circa 1904. House of Refuge (Industrial School of Reform) Bldg. built in 1866. Later purchased by U of L and demolished. University of Louisville Photographic Archives
Funeral services – for both sides – were held at The Cathedral of the Assumption during the Civil War. The church is a short walk from the Sellback Hilton Louisville Hotel.
On Paddy’s Run, by the north side of a bend 1/4 mile from the Ohio River. It was just a little southwest of Battery Gallup and Fort Clark.
The present day Multicorr Corporation is just a little south of the probable original site of Fort Southworth.
Fort Southworth was named for A. J. Southworth, who died in Atlanta, Georgia, in August 1864.It was the westernmost of the fortifications and covered 19,000 square feet (1,800 m2) in total. Its construction began on August 1, 1864 and was paid for both by Louisville and by the federal government.
Andrew J. Southworth was 26 years old when he enlisted in the 104th Ohio Infantry on July 11, 1862. He was accidentally killed on August 16, 1864 near Atlanta when a tree fell on him as he was constructing breastworks during the Atlanta campaign. He was a Captain at his death. He is buried in the Marietta National Cemetery.

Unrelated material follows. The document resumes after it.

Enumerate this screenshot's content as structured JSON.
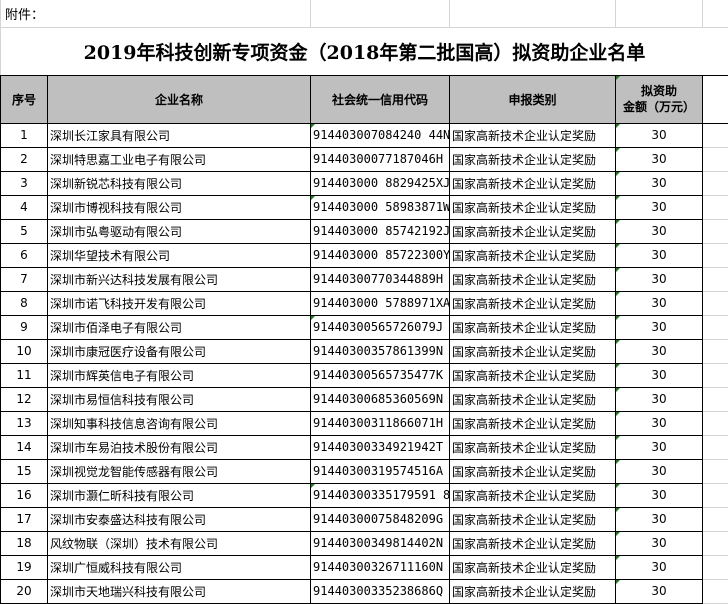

Historic Farmington Plantation – Louisville, KY (Off the Waterson Expressway, near Sullivan University | Google Map)
Text from the Farmington web site (9/26/16):
Built for John and Lucy Speed, Farmington was completed in 1816. The Historic Home was the center of a thriving 550 acre hemp plantation that was sustained by nearly 60 enslaved African Americans who lived in cabins on the propery. In the summer of 1841, Abraham Lincoln visited Farmington for three weeks. Relationships he formed with member of the Speed family, including his future Attorney General James Speed, became important during Lincoln’s Presidency and the Civil War.
There is circumstantial evidence that the plans for Farmington were taken from a plan by Thomas Jefferson. We know Lucy’s family had close connections with Jefferson, and we know that Farmington’s floor plan is very similar to one drawn by Jefferson. The building contract for Farmington mentions Paul Skidmore as having done the plan for the house. Whether Skidmore was provided with a sketch from Jefferson or a verbal description from Lucy of what she envisioned or whether he independently arrived at the original design, we will never know. In any event, construction, much of it undoubtedly by slaves, began in 1815 and was completed by 1816.